Activity: If a line in the data holds the string "caption", list it.

(Entries taken from a collection)

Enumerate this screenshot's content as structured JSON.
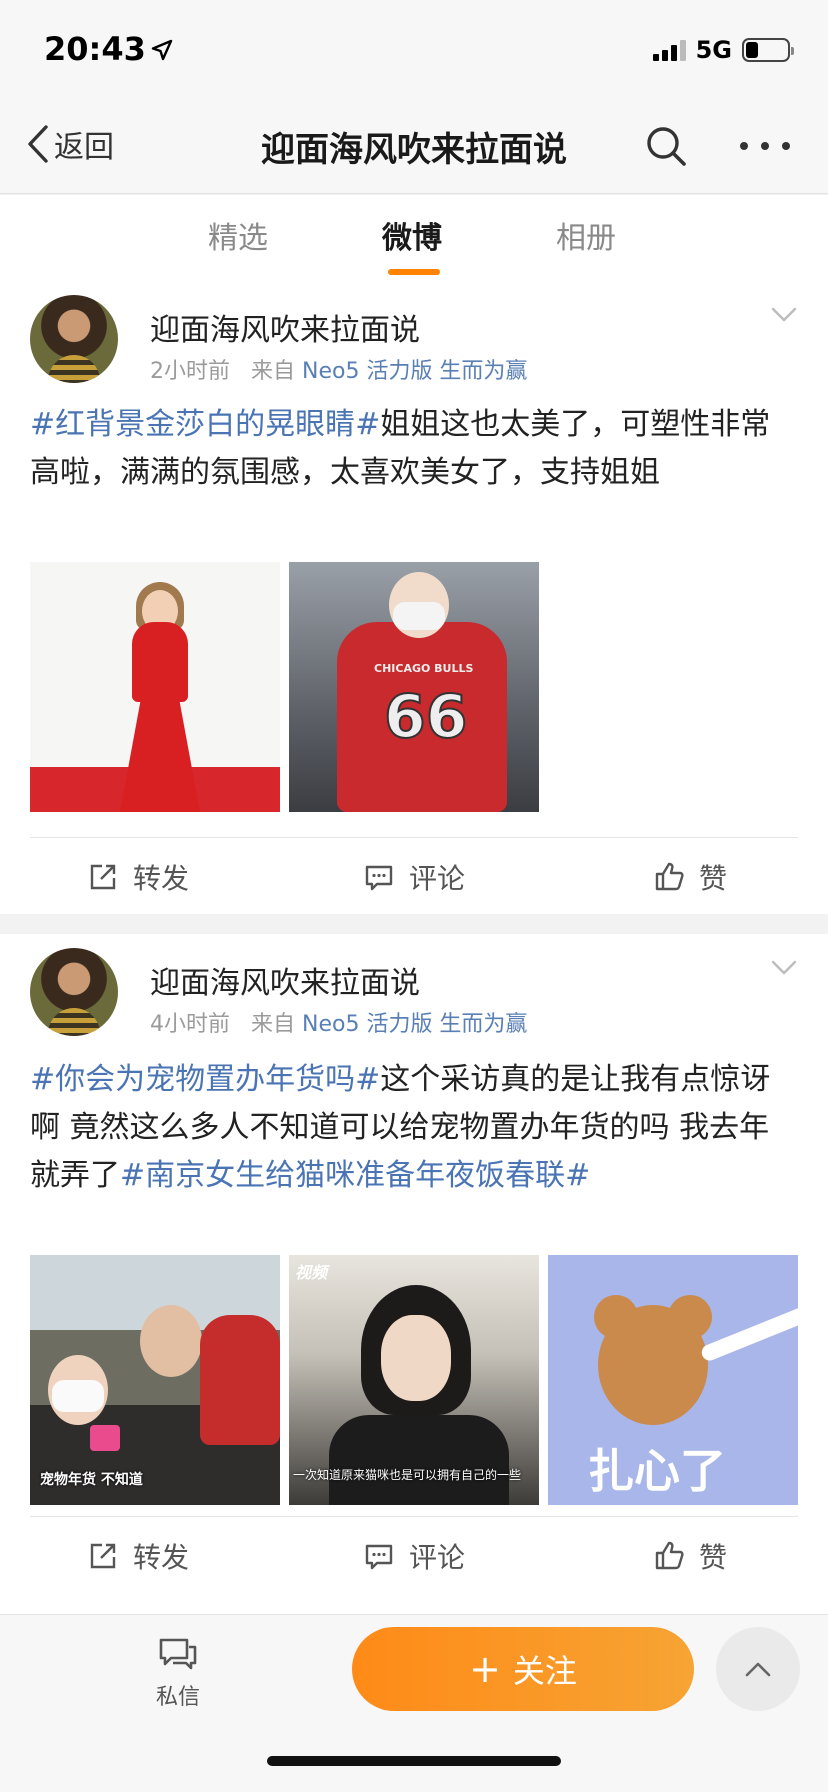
{
  "status_bar": {
    "time": "20:43",
    "network": "5G"
  },
  "nav": {
    "back_label": "返回",
    "title": "迎面海风吹来拉面说"
  },
  "tabs": [
    {
      "label": "精选",
      "active": false
    },
    {
      "label": "微博",
      "active": true
    },
    {
      "label": "相册",
      "active": false
    }
  ],
  "posts": [
    {
      "author": "迎面海风吹来拉面说",
      "time": "2小时前",
      "source_prefix": "来自",
      "source": "Neo5 活力版 生而为赢",
      "text_parts": [
        {
          "type": "hashtag",
          "text": "#红背景金莎白的晃眼睛#"
        },
        {
          "type": "text",
          "text": "姐姐这也太美了，可塑性非常高啦，满满的氛围感，太喜欢美女了，支持姐姐"
        }
      ],
      "actions": {
        "repost": "转发",
        "comment": "评论",
        "like": "赞"
      }
    },
    {
      "author": "迎面海风吹来拉面说",
      "time": "4小时前",
      "source_prefix": "来自",
      "source": "Neo5 活力版 生而为赢",
      "text_parts": [
        {
          "type": "hashtag",
          "text": "#你会为宠物置办年货吗#"
        },
        {
          "type": "text",
          "text": "这个采访真的是让我有点惊讶啊 竟然这么多人不知道可以给宠物置办年货的吗 我去年就弄了"
        },
        {
          "type": "hashtag",
          "text": "#南京女生给猫咪准备年夜饭春联#"
        }
      ],
      "images": [
        {
          "caption": "宠物年货 不知道"
        },
        {
          "tag": "视频",
          "caption": "一次知道原来猫咪也是可以拥有自己的一些"
        },
        {
          "caption": "扎心了"
        }
      ],
      "actions": {
        "repost": "转发",
        "comment": "评论",
        "like": "赞"
      }
    }
  ],
  "bottom_bar": {
    "dm_label": "私信",
    "follow_label": "关注",
    "follow_plus": "+"
  },
  "colors": {
    "accent": "#ff8200",
    "hashtag": "#4a74b3",
    "follow_start": "#ff8a17",
    "follow_end": "#f6a434"
  },
  "icons": [
    "location-arrow-icon",
    "signal-icon",
    "battery-icon",
    "back-chevron-icon",
    "search-icon",
    "more-icon",
    "chevron-down-icon",
    "repost-icon",
    "comment-icon",
    "like-icon",
    "message-icon",
    "chevron-up-icon"
  ]
}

Exercise solution:
          "caption": "宠物年货 不知道"
          "caption": "一次知道原来猫咪也是可以拥有自己的一些"
          "caption": "扎心了"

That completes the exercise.